Pandemic of Love:
Shelly Tygielski, just showed up at the beginning of the pandemic. She was concerned about the people in her community and decided to try a simple, free, and easy way for people to ask for help and for people to give help. At various times the same person was on each side of that equation. She went on to social media with this post:
Please select one of the options below:
The response was immediate, and before long Pandemic of Love, started by one person in March of 2020, became a global movement. It is now a grassroots, volunteer-led, and formalized mutual aid community.
“Mutual aid” is a voluntary reciprocal exchange of resources and services based on the principle that members of a community should feel responsible to care for one another and aspire to develop a community safety net where no individual goes hungry, no individual is without shelter and no individual feels alone.
The organization was started around a kitchen table on March 14, 2020 by Shelly Tygielski, a Florida meditation teacher as the COVID-19 pandemic began to force closures in communities across the world.
While Pandemic of Love was initially formed to take care of the financial needs that people in need faced due to pandemic-related income loss, the organization has been expanding through local micro-community chapters to meet the different needs that are arising in this unprecedented time that we are living through.
Teams of volunteers are partnering with brands and organizations, assisting communities in need, and joining forces with global movements with the intention of creating sustainable, formalized mutual aid communities all across the world, long after the pandemic is over.
What started with a simple post has become a worldwide movement of Pandemic of Love, with more than 1200 volunteers, over one million five hundred matches and over $40 million dollars in direct help.”
I recently listened to Shelly Tygielski being interviewed. She caught my attention when she spoke about the importance of just showing up. We don’t need to know what to do or say or have a plan. Showing up is what matters. We figure out what needs doing on the job. It reminded me of when people go through catastrophic illnesses and other challenges. We sometimes hesitate to jump in because we feel unqualified or afraid of not knowing what we should say or do. And yet, time and time again, when we brave the unknown and make that call or send a note or knock at the door…we learn that it was the perfectly imperfect thing to do.
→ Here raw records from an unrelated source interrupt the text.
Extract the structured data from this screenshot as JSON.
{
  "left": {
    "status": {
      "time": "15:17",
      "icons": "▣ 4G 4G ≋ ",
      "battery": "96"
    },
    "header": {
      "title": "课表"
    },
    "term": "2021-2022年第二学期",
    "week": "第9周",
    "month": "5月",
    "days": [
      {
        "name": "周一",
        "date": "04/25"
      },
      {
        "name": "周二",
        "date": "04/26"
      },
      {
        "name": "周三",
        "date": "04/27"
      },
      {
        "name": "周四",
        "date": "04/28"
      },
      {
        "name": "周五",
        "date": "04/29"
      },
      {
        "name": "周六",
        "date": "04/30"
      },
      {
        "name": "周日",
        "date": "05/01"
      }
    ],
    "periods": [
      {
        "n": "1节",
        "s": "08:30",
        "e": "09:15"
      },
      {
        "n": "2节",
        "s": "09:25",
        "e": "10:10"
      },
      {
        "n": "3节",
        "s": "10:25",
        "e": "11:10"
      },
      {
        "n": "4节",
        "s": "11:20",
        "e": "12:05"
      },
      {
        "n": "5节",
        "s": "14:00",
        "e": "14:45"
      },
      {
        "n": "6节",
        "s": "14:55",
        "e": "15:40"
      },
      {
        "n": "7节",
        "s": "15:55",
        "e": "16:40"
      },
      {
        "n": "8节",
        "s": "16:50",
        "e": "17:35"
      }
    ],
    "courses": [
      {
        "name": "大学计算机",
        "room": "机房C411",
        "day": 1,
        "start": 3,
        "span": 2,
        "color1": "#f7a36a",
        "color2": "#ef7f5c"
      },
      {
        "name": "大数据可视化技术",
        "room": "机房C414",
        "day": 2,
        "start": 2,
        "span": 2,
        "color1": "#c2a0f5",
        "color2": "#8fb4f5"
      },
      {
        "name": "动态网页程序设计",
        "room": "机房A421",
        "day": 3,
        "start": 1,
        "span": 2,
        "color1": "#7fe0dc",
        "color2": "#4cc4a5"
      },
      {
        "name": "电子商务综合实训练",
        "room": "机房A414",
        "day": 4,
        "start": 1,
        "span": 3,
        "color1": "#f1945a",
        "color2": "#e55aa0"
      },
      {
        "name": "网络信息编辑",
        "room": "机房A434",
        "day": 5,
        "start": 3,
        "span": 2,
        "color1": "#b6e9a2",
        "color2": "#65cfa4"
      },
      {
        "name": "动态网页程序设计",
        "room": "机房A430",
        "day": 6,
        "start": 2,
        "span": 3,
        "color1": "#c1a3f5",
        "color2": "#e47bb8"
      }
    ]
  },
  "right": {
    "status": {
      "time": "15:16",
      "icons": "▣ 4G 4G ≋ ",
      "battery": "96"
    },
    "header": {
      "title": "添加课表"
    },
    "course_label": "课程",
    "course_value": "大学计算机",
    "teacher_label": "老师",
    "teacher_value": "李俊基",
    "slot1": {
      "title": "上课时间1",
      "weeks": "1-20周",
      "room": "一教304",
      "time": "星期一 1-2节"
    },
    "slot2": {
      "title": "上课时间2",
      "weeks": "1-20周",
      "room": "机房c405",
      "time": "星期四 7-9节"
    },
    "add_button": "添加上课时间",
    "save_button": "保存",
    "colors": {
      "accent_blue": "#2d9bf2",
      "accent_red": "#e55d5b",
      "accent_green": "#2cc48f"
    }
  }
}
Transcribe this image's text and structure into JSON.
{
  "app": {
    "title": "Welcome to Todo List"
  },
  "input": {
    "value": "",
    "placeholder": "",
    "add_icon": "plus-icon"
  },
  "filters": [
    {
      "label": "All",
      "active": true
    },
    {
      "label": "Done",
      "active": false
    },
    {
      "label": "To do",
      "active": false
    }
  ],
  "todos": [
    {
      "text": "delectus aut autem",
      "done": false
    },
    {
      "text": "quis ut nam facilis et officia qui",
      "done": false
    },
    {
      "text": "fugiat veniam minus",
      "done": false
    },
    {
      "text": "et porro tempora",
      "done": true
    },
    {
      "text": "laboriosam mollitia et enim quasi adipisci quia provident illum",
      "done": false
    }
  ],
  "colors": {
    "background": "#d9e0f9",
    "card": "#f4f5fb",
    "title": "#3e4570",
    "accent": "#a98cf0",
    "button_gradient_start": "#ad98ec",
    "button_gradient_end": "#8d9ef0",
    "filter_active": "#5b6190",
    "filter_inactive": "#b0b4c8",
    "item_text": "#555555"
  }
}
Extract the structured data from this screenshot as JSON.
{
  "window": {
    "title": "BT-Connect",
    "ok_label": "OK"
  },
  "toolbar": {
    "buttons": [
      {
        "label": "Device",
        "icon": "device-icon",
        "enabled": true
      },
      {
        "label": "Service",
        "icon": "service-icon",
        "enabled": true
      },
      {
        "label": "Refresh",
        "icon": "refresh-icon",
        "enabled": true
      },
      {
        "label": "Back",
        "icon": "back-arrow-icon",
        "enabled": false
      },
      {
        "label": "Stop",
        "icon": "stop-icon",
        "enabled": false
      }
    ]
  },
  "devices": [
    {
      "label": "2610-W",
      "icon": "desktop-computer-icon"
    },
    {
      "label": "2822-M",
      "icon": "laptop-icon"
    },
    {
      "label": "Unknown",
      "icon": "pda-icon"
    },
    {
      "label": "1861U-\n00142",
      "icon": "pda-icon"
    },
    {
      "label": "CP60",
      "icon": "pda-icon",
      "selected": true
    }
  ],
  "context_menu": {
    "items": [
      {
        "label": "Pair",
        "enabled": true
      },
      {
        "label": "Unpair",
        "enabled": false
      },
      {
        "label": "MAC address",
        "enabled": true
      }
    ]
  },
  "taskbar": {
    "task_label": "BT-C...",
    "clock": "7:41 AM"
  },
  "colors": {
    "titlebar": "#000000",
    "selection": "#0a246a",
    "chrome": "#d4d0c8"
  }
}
My friend Patricia Ryan Madson who wrote Improv Wisdom recommends just showing up. “Showing up is the key principle when we offer service to others. So often it is our presence alone, rather than some special ability, that makes the difference.”
Sometimes we fail to show up for ourselves. We know what we want or need to do but we aren’t in the mood, or we procrastinate or we are afraid. It’s super easy not to do anything. Consider pushing back against that inertia. If a walk is important, show up outside on the sidewalk where you live. Keep it simple. A friend going through a hard time comes into your mind – pick up the phone and say hello.
Many of our good ideas do not see the light of day because we don’t take the first step or the second. Most regrets on our death beds are about what we didn’t do. Not what mistakes we made.
It could happen any time, tornado,
earthquake, Armageddon. It could happen.
Or sunshine, love, salvation.
It could you know. That’s why we wake
and look out–no guarantees
in this life.
But some bonuses, like morning,
like right now, like noon,
– by William Stafford, from The Way It Is: New and Selected Poems © Graywolf Press, 1998.
1:) Link to Pandemic of Love if you are interested.
2:) This word poem is linked to the site where I got YES – one of my favourites.
3:) Some team work from the little clown fish BBC
4:) We keep showing up here, every Wednesday. Thank you! Warm greetings to you all, Trudy